REQUIRED ACTION: Please write out the listing exactly, with nothing altered.

========================

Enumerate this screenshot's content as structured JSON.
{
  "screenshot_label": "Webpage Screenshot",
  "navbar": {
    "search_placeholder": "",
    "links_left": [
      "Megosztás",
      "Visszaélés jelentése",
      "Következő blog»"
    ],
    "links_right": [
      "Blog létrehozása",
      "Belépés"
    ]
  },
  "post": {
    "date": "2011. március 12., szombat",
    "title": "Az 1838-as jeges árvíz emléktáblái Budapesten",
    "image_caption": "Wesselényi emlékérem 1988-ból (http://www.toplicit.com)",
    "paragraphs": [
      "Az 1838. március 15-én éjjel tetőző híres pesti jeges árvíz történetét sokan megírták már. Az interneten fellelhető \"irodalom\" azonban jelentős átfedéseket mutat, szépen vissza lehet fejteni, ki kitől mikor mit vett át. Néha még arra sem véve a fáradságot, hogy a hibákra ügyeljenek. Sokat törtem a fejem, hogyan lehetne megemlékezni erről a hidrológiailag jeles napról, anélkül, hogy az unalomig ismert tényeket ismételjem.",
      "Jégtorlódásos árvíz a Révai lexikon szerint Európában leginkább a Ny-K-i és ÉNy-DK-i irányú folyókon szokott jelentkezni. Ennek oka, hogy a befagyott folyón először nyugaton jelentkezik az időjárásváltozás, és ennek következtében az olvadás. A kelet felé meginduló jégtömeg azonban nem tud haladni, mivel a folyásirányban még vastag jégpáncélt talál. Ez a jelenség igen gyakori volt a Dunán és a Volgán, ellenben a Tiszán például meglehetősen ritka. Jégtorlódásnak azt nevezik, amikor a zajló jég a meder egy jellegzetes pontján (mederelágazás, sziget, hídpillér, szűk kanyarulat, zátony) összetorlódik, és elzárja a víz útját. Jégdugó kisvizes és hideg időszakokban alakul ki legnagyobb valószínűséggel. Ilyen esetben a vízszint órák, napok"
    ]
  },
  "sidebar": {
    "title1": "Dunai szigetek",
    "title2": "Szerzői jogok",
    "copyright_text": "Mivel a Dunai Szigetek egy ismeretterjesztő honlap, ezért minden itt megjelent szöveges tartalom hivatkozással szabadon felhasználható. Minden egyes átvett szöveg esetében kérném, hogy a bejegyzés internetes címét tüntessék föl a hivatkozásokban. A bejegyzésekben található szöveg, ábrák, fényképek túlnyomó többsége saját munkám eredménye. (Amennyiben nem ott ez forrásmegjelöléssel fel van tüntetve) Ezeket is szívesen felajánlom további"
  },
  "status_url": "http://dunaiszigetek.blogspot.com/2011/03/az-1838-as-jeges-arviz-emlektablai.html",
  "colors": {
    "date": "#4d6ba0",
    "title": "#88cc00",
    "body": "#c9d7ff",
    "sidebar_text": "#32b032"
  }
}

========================

FINISHED EXERCISE:
Enumerate this screenshot's content as structured JSON.
{
  "screenshot_label": "Webpage Screenshot",
  "navbar": {
    "search_placeholder": "",
    "links_left": [
      "Megosztás",
      "Visszaélés jelentése",
      "Következő blog»"
    ],
    "links_right": [
      "Blog létrehozása",
      "Belépés"
    ]
  },
  "post": {
    "date": "2011. március 12., szombat",
    "title": "Az 1838-as jeges árvíz emléktáblái Budapesten",
    "image_caption": "Wesselényi emlékérem 1988-ból (http://www.toplicit.com)",
    "paragraphs": [
      "Az 1838. március 15-én éjjel tetőző híres pesti jeges árvíz történetét sokan megírták már. Az interneten fellelhető \"irodalom\" azonban jelentős átfedéseket mutat, szépen vissza lehet fejteni, ki kitől mikor mit vett át. Néha még arra sem véve a fáradságot, hogy a hibákra ügyeljenek. Sokat törtem a fejem, hogyan lehetne megemlékezni erről a hidrológiailag jeles napról, anélkül, hogy az unalomig ismert tényeket ismételjem.",
      "Jégtorlódásos árvíz a Révai lexikon szerint Európában leginkább a Ny-K-i és ÉNy-DK-i irányú folyókon szokott jelentkezni. Ennek oka, hogy a befagyott folyón először nyugaton jelentkezik az időjárásváltozás, és ennek következtében az olvadás. A kelet felé meginduló jégtömeg azonban nem tud haladni, mivel a folyásirányban még vastag jégpáncélt talál. Ez a jelenség igen gyakori volt a Dunán és a Volgán, ellenben a Tiszán például meglehetősen ritka. Jégtorlódásnak azt nevezik, amikor a zajló jég a meder egy jellegzetes pontján (mederelágazás, sziget, hídpillér, szűk kanyarulat, zátony) összetorlódik, és elzárja a víz útját. Jégdugó kisvizes és hideg időszakokban alakul ki legnagyobb valószínűséggel. Ilyen esetben a vízszint órák, napok"
    ]
  },
  "sidebar": {
    "title1": "Dunai szigetek",
    "title2": "Szerzői jogok",
    "copyright_text": "Mivel a Dunai Szigetek egy ismeretterjesztő honlap, ezért minden itt megjelent szöveges tartalom hivatkozással szabadon felhasználható. Minden egyes átvett szöveg esetében kérném, hogy a bejegyzés internetes címét tüntessék föl a hivatkozásokban. A bejegyzésekben található szöveg, ábrák, fényképek túlnyomó többsége saját munkám eredménye. (Amennyiben nem ott ez forrásmegjelöléssel fel van tüntetve) Ezeket is szívesen felajánlom további"
  },
  "status_url": "http://dunaiszigetek.blogspot.com/2011/03/az-1838-as-jeges-arviz-emlektablai.html",
  "colors": {
    "date": "#4d6ba0",
    "title": "#88cc00",
    "body": "#c9d7ff",
    "sidebar_text": "#32b032"
  }
}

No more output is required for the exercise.